#### App and web page records
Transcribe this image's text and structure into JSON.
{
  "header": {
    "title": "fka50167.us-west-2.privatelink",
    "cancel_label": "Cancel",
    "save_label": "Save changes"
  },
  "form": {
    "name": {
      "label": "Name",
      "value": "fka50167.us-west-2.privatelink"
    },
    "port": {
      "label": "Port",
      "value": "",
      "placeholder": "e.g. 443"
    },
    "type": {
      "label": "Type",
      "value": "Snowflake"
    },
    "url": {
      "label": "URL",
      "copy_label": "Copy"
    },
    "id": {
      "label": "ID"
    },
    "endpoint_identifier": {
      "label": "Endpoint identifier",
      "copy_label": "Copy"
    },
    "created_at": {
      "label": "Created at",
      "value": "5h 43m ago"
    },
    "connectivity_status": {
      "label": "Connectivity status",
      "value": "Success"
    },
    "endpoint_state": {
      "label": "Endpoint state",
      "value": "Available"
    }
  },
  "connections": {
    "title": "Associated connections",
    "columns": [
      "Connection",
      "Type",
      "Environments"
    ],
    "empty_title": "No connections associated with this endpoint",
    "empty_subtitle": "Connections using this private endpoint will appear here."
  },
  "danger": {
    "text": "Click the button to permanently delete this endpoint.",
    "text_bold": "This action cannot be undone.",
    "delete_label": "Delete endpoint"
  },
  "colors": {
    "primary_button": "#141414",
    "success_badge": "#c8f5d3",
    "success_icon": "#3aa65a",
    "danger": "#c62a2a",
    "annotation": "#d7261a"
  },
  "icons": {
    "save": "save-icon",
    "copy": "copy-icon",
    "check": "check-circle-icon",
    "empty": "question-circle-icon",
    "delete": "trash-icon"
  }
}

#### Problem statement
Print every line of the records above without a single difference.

#### Answer section
Transcribe this image's text and structure into JSON.
{
  "header": {
    "title": "fka50167.us-west-2.privatelink",
    "cancel_label": "Cancel",
    "save_label": "Save changes"
  },
  "form": {
    "name": {
      "label": "Name",
      "value": "fka50167.us-west-2.privatelink"
    },
    "port": {
      "label": "Port",
      "value": "",
      "placeholder": "e.g. 443"
    },
    "type": {
      "label": "Type",
      "value": "Snowflake"
    },
    "url": {
      "label": "URL",
      "copy_label": "Copy"
    },
    "id": {
      "label": "ID"
    },
    "endpoint_identifier": {
      "label": "Endpoint identifier",
      "copy_label": "Copy"
    },
    "created_at": {
      "label": "Created at",
      "value": "5h 43m ago"
    },
    "connectivity_status": {
      "label": "Connectivity status",
      "value": "Success"
    },
    "endpoint_state": {
      "label": "Endpoint state",
      "value": "Available"
    }
  },
  "connections": {
    "title": "Associated connections",
    "columns": [
      "Connection",
      "Type",
      "Environments"
    ],
    "empty_title": "No connections associated with this endpoint",
    "empty_subtitle": "Connections using this private endpoint will appear here."
  },
  "danger": {
    "text": "Click the button to permanently delete this endpoint.",
    "text_bold": "This action cannot be undone.",
    "delete_label": "Delete endpoint"
  },
  "colors": {
    "primary_button": "#141414",
    "success_badge": "#c8f5d3",
    "success_icon": "#3aa65a",
    "danger": "#c62a2a",
    "annotation": "#d7261a"
  },
  "icons": {
    "save": "save-icon",
    "copy": "copy-icon",
    "check": "check-circle-icon",
    "empty": "question-circle-icon",
    "delete": "trash-icon"
  }
}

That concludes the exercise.